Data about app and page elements
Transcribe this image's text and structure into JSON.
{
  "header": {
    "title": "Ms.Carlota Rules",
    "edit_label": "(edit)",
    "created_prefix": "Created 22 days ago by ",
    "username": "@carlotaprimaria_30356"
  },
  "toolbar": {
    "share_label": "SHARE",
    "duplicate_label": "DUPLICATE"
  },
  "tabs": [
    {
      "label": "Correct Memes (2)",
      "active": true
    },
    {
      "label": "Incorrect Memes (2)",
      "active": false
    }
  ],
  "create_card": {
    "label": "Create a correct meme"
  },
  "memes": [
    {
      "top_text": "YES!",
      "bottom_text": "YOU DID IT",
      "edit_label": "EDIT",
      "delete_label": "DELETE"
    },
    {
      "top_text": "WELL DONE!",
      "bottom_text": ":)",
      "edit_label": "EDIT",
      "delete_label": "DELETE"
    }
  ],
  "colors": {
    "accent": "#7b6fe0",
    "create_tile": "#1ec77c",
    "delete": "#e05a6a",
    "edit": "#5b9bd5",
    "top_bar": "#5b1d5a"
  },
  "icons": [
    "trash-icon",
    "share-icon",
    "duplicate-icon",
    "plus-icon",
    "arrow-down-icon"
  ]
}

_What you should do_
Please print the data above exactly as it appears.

_Written solution_
Transcribe this image's text and structure into JSON.
{
  "header": {
    "title": "Ms.Carlota Rules",
    "edit_label": "(edit)",
    "created_prefix": "Created 22 days ago by ",
    "username": "@carlotaprimaria_30356"
  },
  "toolbar": {
    "share_label": "SHARE",
    "duplicate_label": "DUPLICATE"
  },
  "tabs": [
    {
      "label": "Correct Memes (2)",
      "active": true
    },
    {
      "label": "Incorrect Memes (2)",
      "active": false
    }
  ],
  "create_card": {
    "label": "Create a correct meme"
  },
  "memes": [
    {
      "top_text": "YES!",
      "bottom_text": "YOU DID IT",
      "edit_label": "EDIT",
      "delete_label": "DELETE"
    },
    {
      "top_text": "WELL DONE!",
      "bottom_text": ":)",
      "edit_label": "EDIT",
      "delete_label": "DELETE"
    }
  ],
  "colors": {
    "accent": "#7b6fe0",
    "create_tile": "#1ec77c",
    "delete": "#e05a6a",
    "edit": "#5b9bd5",
    "top_bar": "#5b1d5a"
  },
  "icons": [
    "trash-icon",
    "share-icon",
    "duplicate-icon",
    "plus-icon",
    "arrow-down-icon"
  ]
}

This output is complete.